What Is 3D Printing Any Ways?
What if there was a technological device that, when connected to your computer, could actually print out solid objects? If it sounds like something out of Star Trek – guess again! Although we’re not quite to the level of “Beam me up, Scottie!”, 3D printing is still very much a reality, and has the potential to completely re-shape the world as we know it.
What is 3D printing?
If you haven’t ever heard of 3D printing, it’s not surprising. Although the technology has been utilized within industrial settings for over 30 years, 3D printers for consumers and small businesses are just now beginning to take off. In a nutshell, 3D printing is an additive manufacturing technique which is used to build up objects in multiple layers. After one layer is printed and created, it is hardened, another layer is added, and so-forth. The process can take several hours to complete, however, the end result is a tangible 3D object.
What is 3D printing used for?
The most common use of this technology is to create rapid prototypes within the industrial field. These prototypes prove to be very useful for architects, automakers, etc. It is possible, though, for industrial 3D printers to create final products – especially in the case of metal objects. Traditionally, machining of metal componets would start with a piece of metal larger than the finished part. From this material metal would be removed on all surface’s and interiors such as cavity’s and holes. Imagine using a 3D printer that would lay down your part one layer at a time with all holes, cavities, contours and surfaces finished! The savings in time and materials that can be realized are tremendous.

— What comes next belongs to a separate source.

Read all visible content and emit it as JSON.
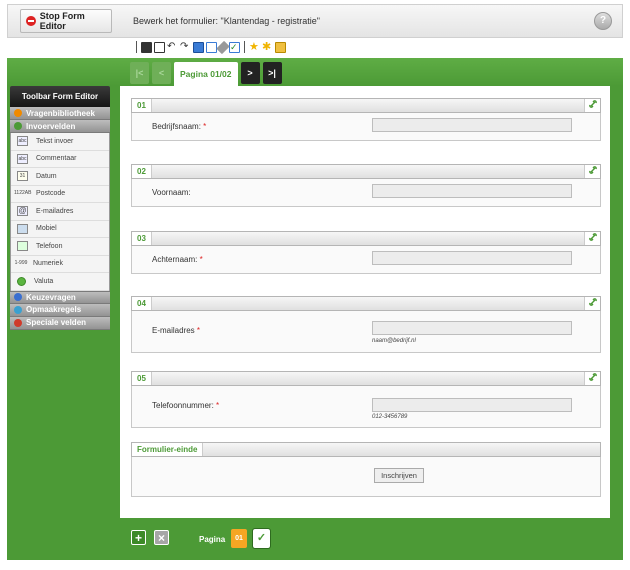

Consumer-oriented 3D printers, on the other hand, are typically used for hobbies and personal interests. This type of 3D printing is more for enjoyment in seeing what you can do with this new technology. Even a small desk top 3D printer will set you back over $2,000 but if you want to be the first guy on the block to have a 3D printer and you love to tinker with new stuff the price could be worth it to you.

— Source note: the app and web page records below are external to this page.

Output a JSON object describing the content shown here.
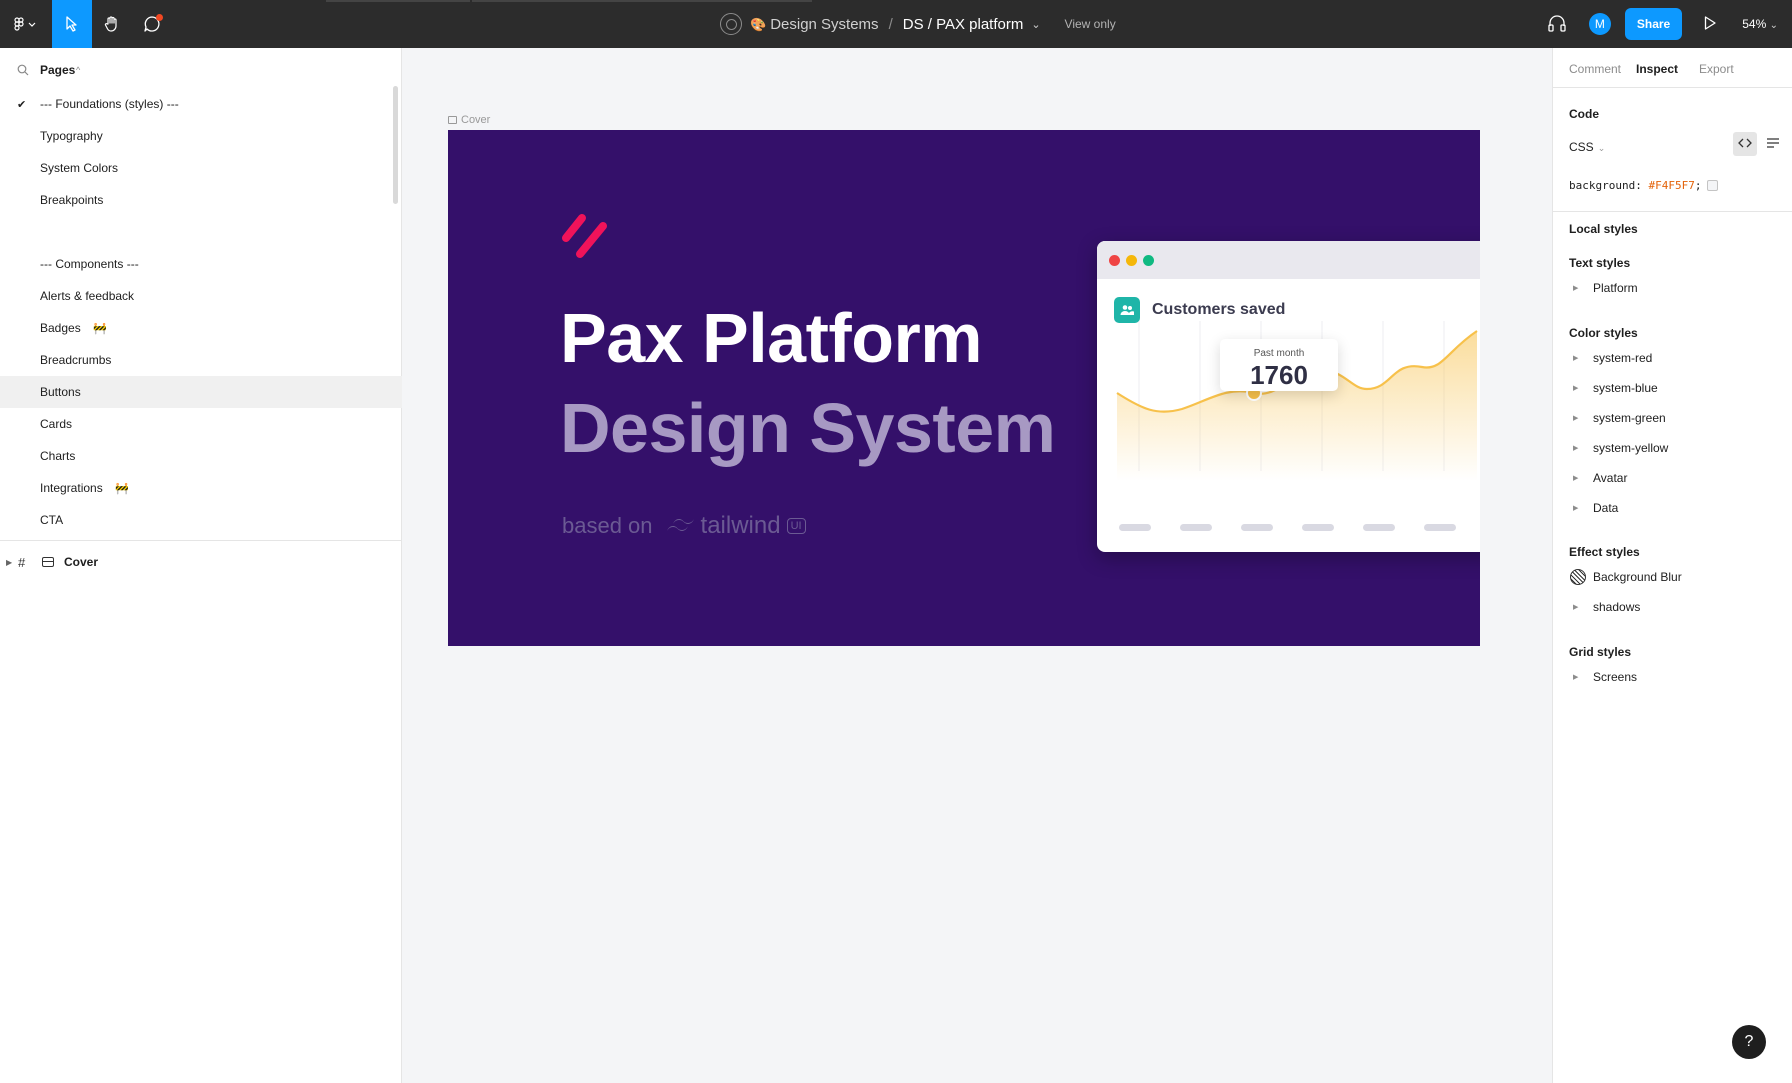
{
  "toolbar": {
    "team": "Design Systems",
    "separator": "/",
    "file_name": "DS / PAX platform",
    "view_only": "View only",
    "avatar_initial": "M",
    "share_label": "Share",
    "zoom": "54%"
  },
  "pages_panel": {
    "title": "Pages",
    "pages": [
      {
        "label": "--- Foundations (styles) ---",
        "checked": true
      },
      {
        "label": "Typography"
      },
      {
        "label": "System Colors"
      },
      {
        "label": "Breakpoints"
      },
      {
        "label": ""
      },
      {
        "label": "--- Components ---"
      },
      {
        "label": "Alerts & feedback"
      },
      {
        "label": "Badges",
        "badge": "🚧"
      },
      {
        "label": "Breadcrumbs"
      },
      {
        "label": "Buttons",
        "active": true
      },
      {
        "label": "Cards"
      },
      {
        "label": "Charts"
      },
      {
        "label": "Integrations",
        "badge": "🚧"
      },
      {
        "label": "CTA"
      }
    ],
    "layer": {
      "label": "Cover"
    }
  },
  "canvas": {
    "frame_label": "Cover",
    "cover": {
      "title": "Pax Platform",
      "subtitle": "Design System",
      "based_on": "based on",
      "tailwind": "tailwind",
      "ui_badge": "UI",
      "card": {
        "title": "Customers saved",
        "tooltip_label": "Past month",
        "tooltip_value": "1760"
      }
    }
  },
  "inspect_panel": {
    "tabs": [
      "Comment",
      "Inspect",
      "Export"
    ],
    "active_tab": "Inspect",
    "code_title": "Code",
    "language": "CSS",
    "css_property": "background:",
    "css_value": "#F4F5F7",
    "css_end": ";",
    "local_styles": "Local styles",
    "text_styles_title": "Text styles",
    "text_styles": [
      "Platform"
    ],
    "color_styles_title": "Color styles",
    "color_styles": [
      "system-red",
      "system-blue",
      "system-green",
      "system-yellow",
      "Avatar",
      "Data"
    ],
    "effect_styles_title": "Effect styles",
    "effect_styles": [
      "Background Blur",
      "shadows"
    ],
    "grid_styles_title": "Grid styles",
    "grid_styles": [
      "Screens"
    ]
  },
  "colors": {
    "toolbar_bg": "#2C2C2C",
    "accent": "#0D99FF",
    "cover_bg": "#34106A",
    "subtitle": "#A799C3",
    "logo_pink": "#F0135A",
    "chart_line": "#F7C14B"
  },
  "help": "?"
}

What methods are used in 3D printing?
There are several different methods of printing 3D objects to choose from. These options are based upon the material used for printing, the number of colors desired, the preferred resolution, and price. Here are several of the more common techniques used for printing in 3D:

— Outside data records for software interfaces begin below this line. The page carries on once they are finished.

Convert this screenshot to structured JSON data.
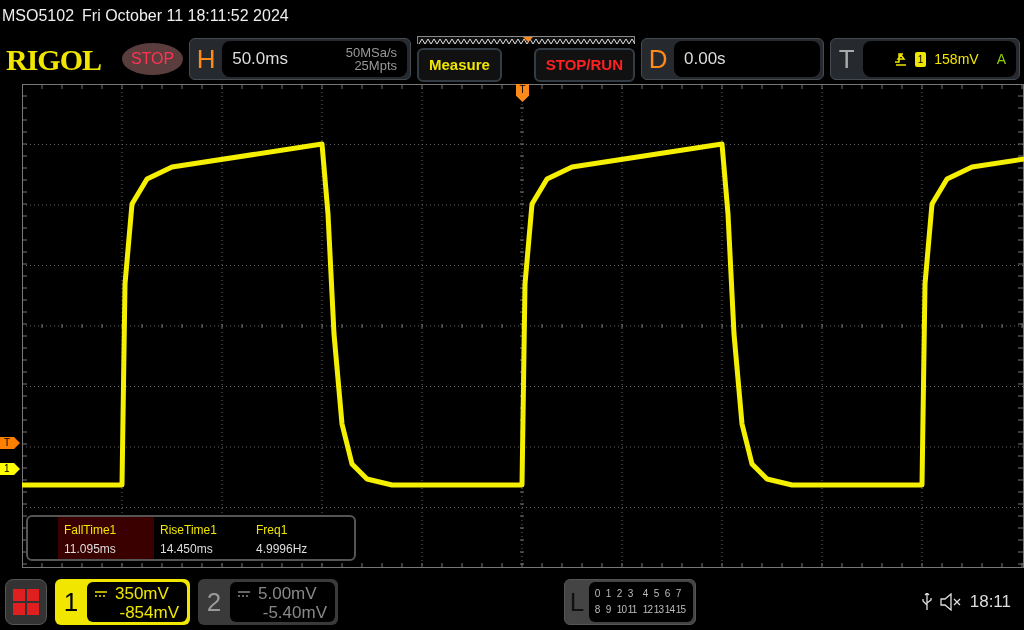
{
  "title_bar": {
    "model": "MSO5102",
    "datetime": "Fri October 11 18:11:52 2024"
  },
  "toolbar": {
    "logo": "RIGOL",
    "run_state": "STOP",
    "horizontal": {
      "label": "H",
      "timebase": "50.0ms",
      "sample_rate": "50MSa/s",
      "memory_depth": "25Mpts"
    },
    "buttons": [
      {
        "label": "Measure",
        "kind": "menu"
      },
      {
        "label": "STOP/RUN",
        "kind": "action"
      }
    ],
    "delay": {
      "label": "D",
      "value": "0.00s"
    },
    "trigger": {
      "label": "T",
      "channel": "1",
      "level": "158mV",
      "mode": "A"
    }
  },
  "screen": {
    "trigger_marker": "T",
    "markers": [
      {
        "label": "T",
        "color": "#ff7f00"
      },
      {
        "label": "1",
        "color": "#ffff00"
      }
    ]
  },
  "measurements": [
    {
      "name": "FallTime1",
      "value": "11.095ms",
      "selected": true
    },
    {
      "name": "RiseTime1",
      "value": "14.450ms",
      "selected": false
    },
    {
      "name": "Freq1",
      "value": "4.9996Hz",
      "selected": false
    }
  ],
  "channels": [
    {
      "number": "1",
      "scale": "350mV",
      "offset": "-854mV",
      "on": true
    },
    {
      "number": "2",
      "scale": "5.00mV",
      "offset": "-5.40mV",
      "on": false
    }
  ],
  "logic": {
    "label": "L",
    "rows": [
      [
        "0",
        "1",
        "2",
        "3",
        "4",
        "5",
        "6",
        "7"
      ],
      [
        "8",
        "9",
        "10",
        "11",
        "12",
        "13",
        "14",
        "15"
      ]
    ]
  },
  "status": {
    "time": "18:11"
  }
}
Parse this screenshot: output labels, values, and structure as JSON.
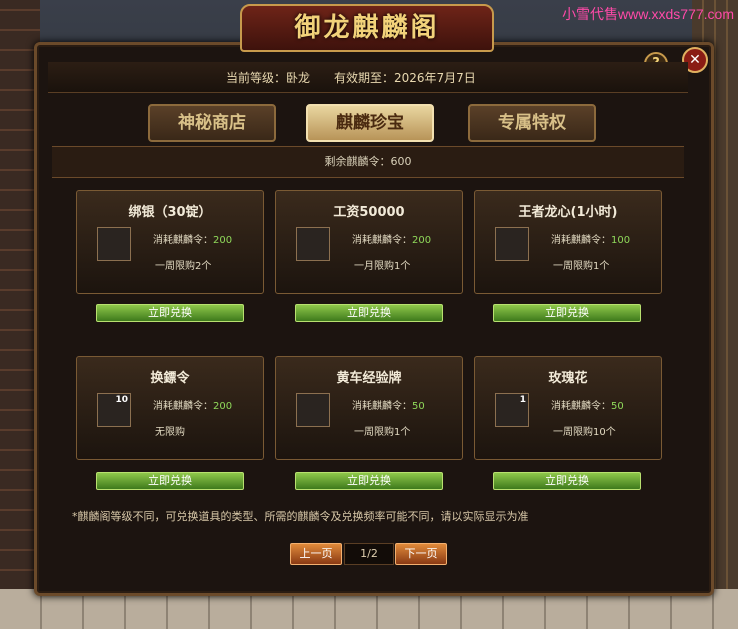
{
  "watermark": "小雪代售www.xxds777.com",
  "window": {
    "title": "御龙麒麟阁",
    "help_label": "?",
    "close_label": "✕"
  },
  "header": {
    "level_text": "当前等级：卧龙",
    "expire_text": "有效期至：2026年7月7日"
  },
  "tabs": [
    {
      "label": "神秘商店",
      "active": false
    },
    {
      "label": "麒麟珍宝",
      "active": true
    },
    {
      "label": "专属特权",
      "active": false
    }
  ],
  "remaining_text": "剩余麒麟令：600",
  "cost_label": "消耗麒麟令：",
  "items": [
    {
      "name": "绑银（30锭）",
      "cost": "200",
      "limit": "一周限购2个",
      "icon": "silver-ingot-icon",
      "badge": ""
    },
    {
      "name": "工资50000",
      "cost": "200",
      "limit": "一月限购1个",
      "icon": "gold-ingot-icon",
      "badge": ""
    },
    {
      "name": "王者龙心(1小时)",
      "cost": "100",
      "limit": "一周限购1个",
      "icon": "dragon-heart-icon",
      "badge": ""
    },
    {
      "name": "换鏢令",
      "cost": "200",
      "limit": "无限购",
      "icon": "token-coin-icon",
      "badge": "10"
    },
    {
      "name": "黄车经验牌",
      "cost": "50",
      "limit": "一周限购1个",
      "icon": "yellow-cart-icon",
      "badge": ""
    },
    {
      "name": "玫瑰花",
      "cost": "50",
      "limit": "一周限购10个",
      "icon": "rose-icon",
      "badge": "1"
    }
  ],
  "exchange_label": "立即兑换",
  "note": "*麒麟阁等级不同，可兑换道具的类型、所需的麒麟令及兑换频率可能不同，请以实际显示为准",
  "pager": {
    "prev_label": "上一页",
    "page": "1/2",
    "next_label": "下一页"
  }
}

- Fused deposition modeling – This is the most common method used in 3D printing. Fused deposition modeling (FDM) utilizes a spool of either plastic or metal wire which is melted and placed by the nozzle of the printer. The material will quickly harden before the next layer is added.
- Inkjet printing – These models are the most similar to the devices that are already used within homes and offices for standard 2D printing. By using special inks (such as resins and binders), an inkjet 3D printer will build up an object through layering. These printers are the only one of their kind that allow for custom coloring.
- Selective laser sintering – Sintering is a process that is used to create solid objects from powders. With selective laser sintering (SLS), this powder may be in the form of metal, plastic, ceramic, or glass. SLS makes use of a pulsed laser to “draw” a cross-section of the object to be printed. Once the powder fuses, another layer is formed on top. This method is typically used within the industrial sector, as it requires the usage of a powerful laser.
- Digital light processing – Most often referred to as DLP, this method of printing converts a vat of polymer into a strong solid via exposure to light. By utilizing this method, a very high accuracy and resolution can be achieved. Like SLS, this is generally a method utilized in the industrial field.
What is the future of 3D printing?
It will take some time, but the goal for 3D printing is to change the way the world does business and interacts. One day, the technology may allow us to craft just about anything – from tools to toys and everything in-between. Perhaps in the future we will be able to fax tangible objects, eliminating the need for postal services mail packages. Only time will tell what all this technology can achieve for us, but the future may be closer than you think!